_Prompt_
Work out how many lines of the data hold the string "email", and reply with that number alone.

━━━━━━━━━━━━━━━━

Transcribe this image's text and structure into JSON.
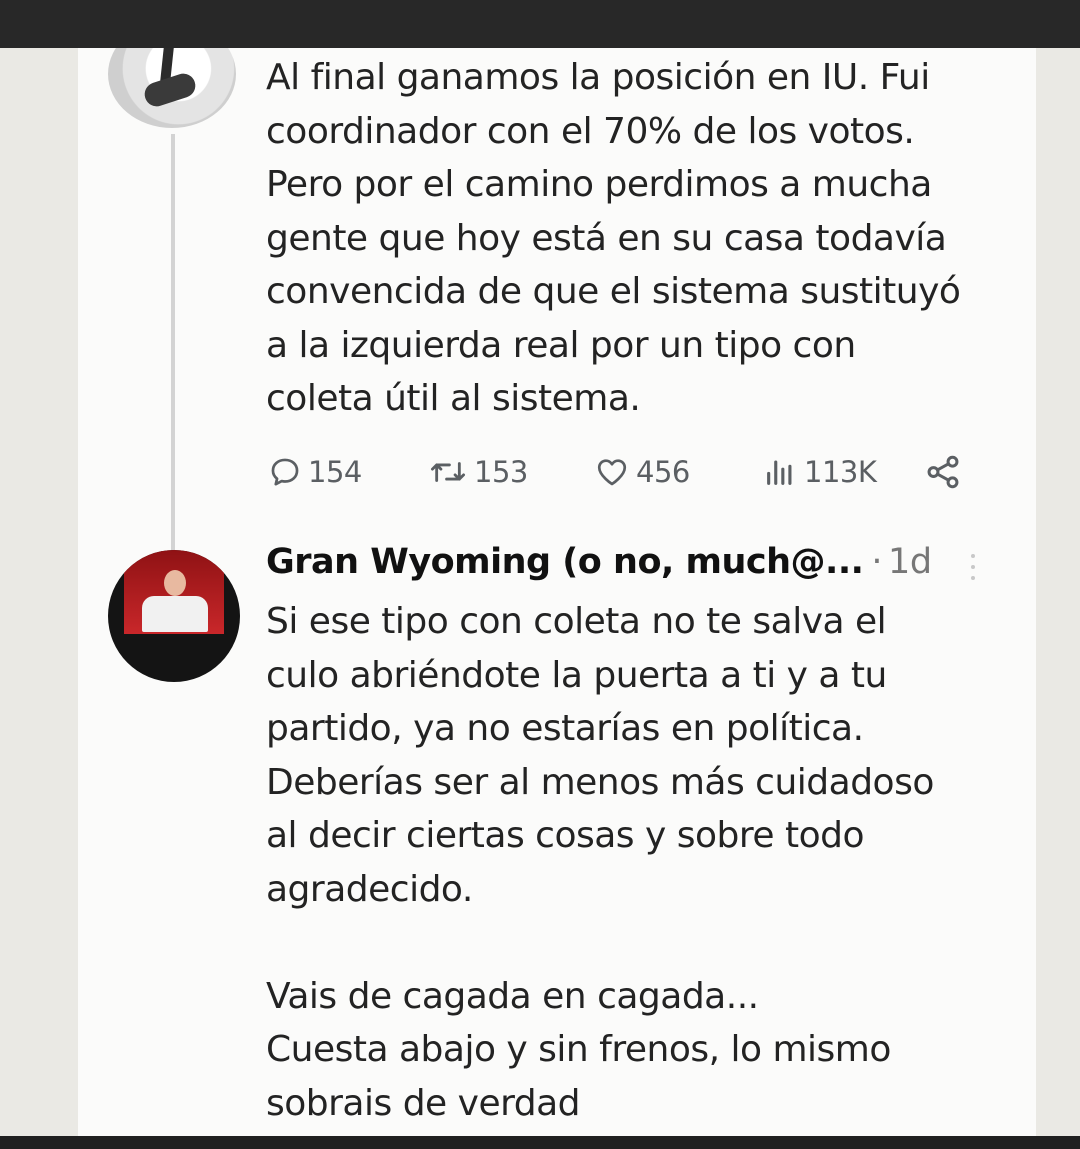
{
  "tweet1": {
    "text": "Al final ganamos la posición en IU. Fui\ncoordinador con el 70% de los votos.\nPero por el camino perdimos a mucha\ngente que hoy está en su casa todavía\nconvencida de que el sistema sustituyó\na la izquierda real por un tipo con\ncoleta útil al sistema.",
    "replies": "154",
    "retweets": "153",
    "likes": "456",
    "views": "113K"
  },
  "tweet2": {
    "author": "Gran Wyoming (o no, much@...",
    "separator": "·",
    "time": "1d",
    "text": "Si ese tipo con coleta no te salva el\nculo abriéndote la puerta a ti y a tu\npartido, ya no estarías en política.\nDeberías ser al menos más cuidadoso\nal decir ciertas cosas y sobre todo\nagradecido.\n\nVais de cagada en cagada...\nCuesta abajo y sin frenos, lo mismo\nsobrais de verdad"
  },
  "icons": {
    "reply": "reply-icon",
    "retweet": "retweet-icon",
    "like": "heart-icon",
    "views": "views-icon",
    "share": "share-icon",
    "more": "more-icon"
  },
  "colors": {
    "card": "#fbfbfa",
    "text": "#232323",
    "muted": "#5b5f63",
    "frame": "#282828"
  }
}
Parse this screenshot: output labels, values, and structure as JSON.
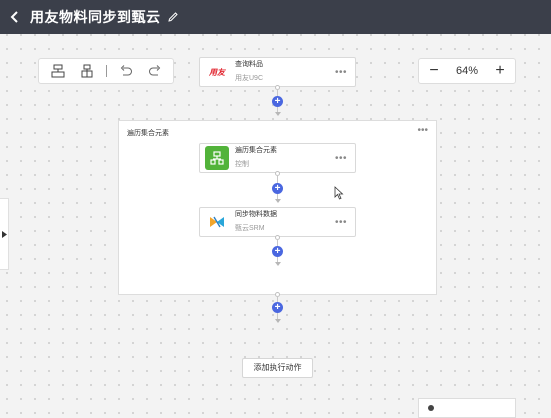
{
  "header": {
    "title": "用友物料同步到甄云",
    "back_icon": "chevron-left-icon",
    "edit_icon": "pencil-icon"
  },
  "toolbar": {
    "icons": [
      "node-align-icon",
      "node-branch-icon",
      "undo-icon",
      "redo-icon"
    ]
  },
  "zoom": {
    "minus": "−",
    "value": "64%",
    "plus": "+"
  },
  "nodes": {
    "query": {
      "name": "查询料品",
      "sub": "用友U9C",
      "logo_text": "用友",
      "logo_color": "#e1252f"
    },
    "loop": {
      "title": "遍历集合元素"
    },
    "loop_item": {
      "name": "遍历集合元素",
      "sub": "控制",
      "logo_color": "#52b33a"
    },
    "sync": {
      "name": "同步物料数据",
      "sub": "甄云SRM"
    }
  },
  "more_label": "•••",
  "add_action": "添加执行动作",
  "accent": "#4a67e0"
}
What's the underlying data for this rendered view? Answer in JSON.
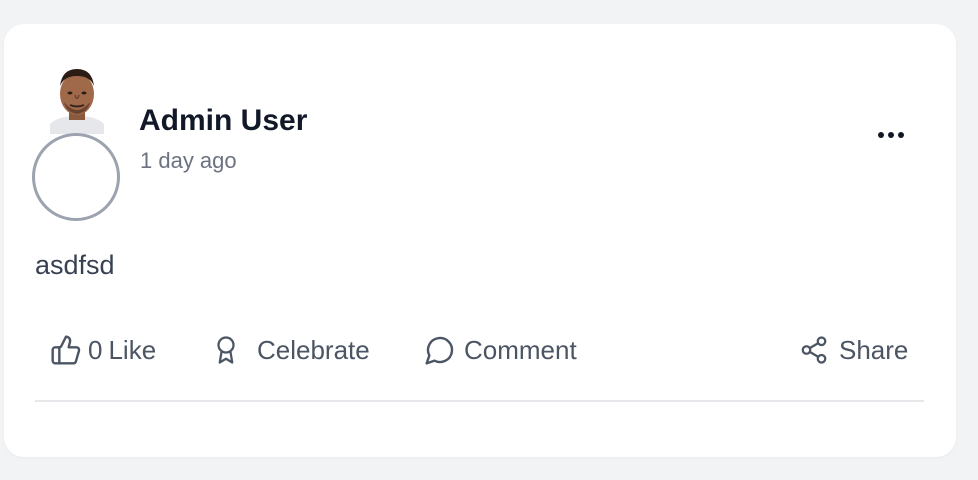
{
  "post": {
    "author_name": "Admin User",
    "timestamp": "1 day ago",
    "content": "asdfsd",
    "more_label": "...",
    "actions": {
      "like_count": "0",
      "like_label": "Like",
      "celebrate_label": "Celebrate",
      "comment_label": "Comment",
      "share_label": "Share"
    }
  },
  "icons": {
    "like": "thumbs-up-icon",
    "celebrate": "award-icon",
    "comment": "message-circle-icon",
    "share": "share-icon",
    "more": "more-horizontal-icon"
  },
  "colors": {
    "page_background": "#f2f3f5",
    "card_background": "#ffffff",
    "name_text": "#111827",
    "muted_text": "#6b7280",
    "action_text": "#4b5563",
    "avatar_ring": "#9ca3af",
    "divider": "#e5e7eb"
  }
}
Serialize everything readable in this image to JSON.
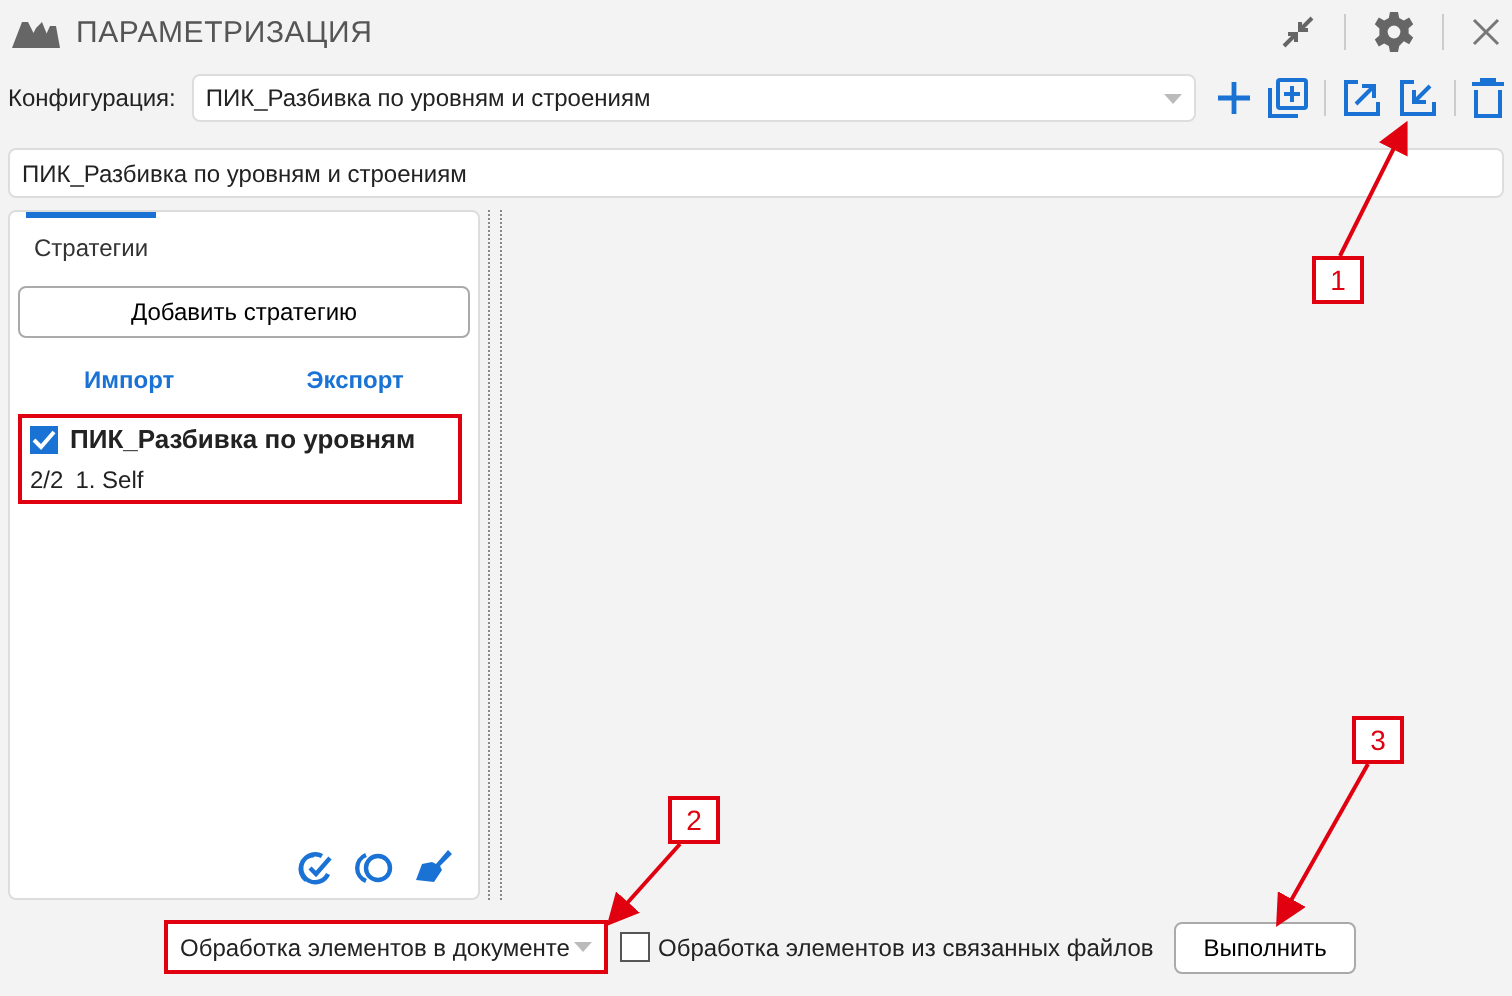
{
  "window": {
    "title": "ПАРАМЕТРИЗАЦИЯ"
  },
  "configuration": {
    "label": "Конфигурация:",
    "value": "ПИК_Разбивка по уровням и строениям"
  },
  "name_field": {
    "value": "ПИК_Разбивка по уровням и строениям"
  },
  "panel": {
    "tabs": [
      {
        "label": "Стратегии",
        "selected": true
      }
    ],
    "add_button": "Добавить стратегию",
    "links": [
      "Импорт",
      "Экспорт"
    ],
    "strategies": [
      {
        "title": "ПИК_Разбивка по уровням",
        "checked": true,
        "count": "2/2",
        "step": "1. Self"
      }
    ]
  },
  "bottom": {
    "scope": "Обработка элементов в документе",
    "linked_files": {
      "label": "Обработка элементов из связанных файлов",
      "checked": false
    },
    "run_button": "Выполнить"
  },
  "annotations": [
    {
      "label": "1"
    },
    {
      "label": "2"
    },
    {
      "label": "3"
    }
  ]
}
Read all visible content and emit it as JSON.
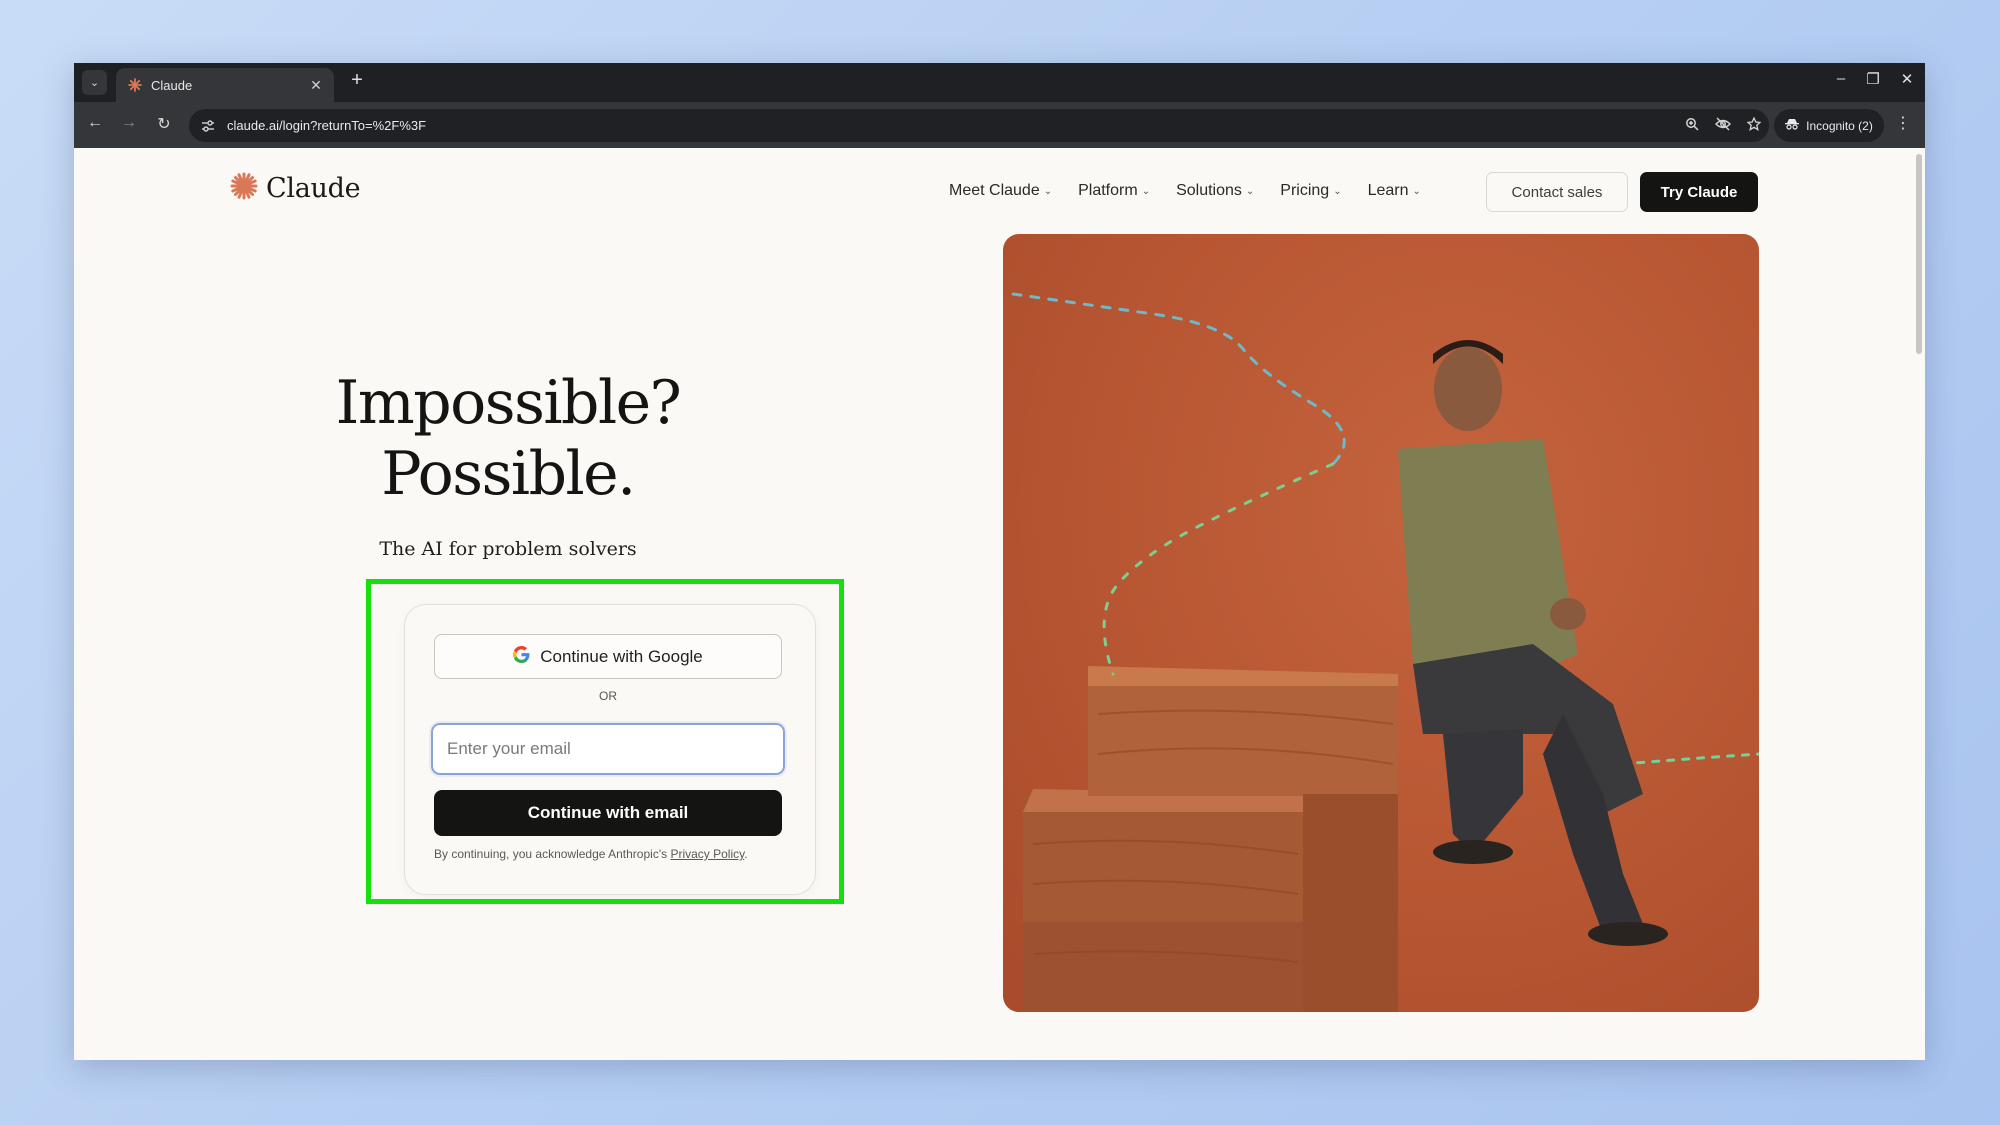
{
  "browser": {
    "tab_title": "Claude",
    "url": "claude.ai/login?returnTo=%2F%3F",
    "incognito_label": "Incognito (2)",
    "new_tab_glyph": "+",
    "tab_close_glyph": "✕",
    "back_glyph": "←",
    "forward_glyph": "→",
    "reload_glyph": "↻",
    "minimize_glyph": "–",
    "restore_glyph": "❐",
    "close_glyph": "✕",
    "menu_glyph": "⋮",
    "tab_search_glyph": "⌄"
  },
  "header": {
    "logo_text": "Claude",
    "logo_color": "#d97757",
    "nav": [
      {
        "label": "Meet Claude"
      },
      {
        "label": "Platform"
      },
      {
        "label": "Solutions"
      },
      {
        "label": "Pricing"
      },
      {
        "label": "Learn"
      }
    ],
    "chevron_glyph": "⌄",
    "contact_label": "Contact sales",
    "try_label": "Try Claude"
  },
  "hero": {
    "title_line1": "Impossible?",
    "title_line2": "Possible.",
    "subtitle": "The AI for problem solvers"
  },
  "login": {
    "google_label": "Continue with Google",
    "or_label": "OR",
    "email_placeholder": "Enter your email",
    "email_button_label": "Continue with email",
    "legal_prefix": "By continuing, you acknowledge Anthropic's",
    "privacy_link": "Privacy Policy",
    "legal_suffix": "."
  },
  "colors": {
    "highlight": "#16e00c",
    "hero_bg": "#b75632",
    "primary_button": "#141413"
  }
}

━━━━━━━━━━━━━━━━

_Result for this exercise_
2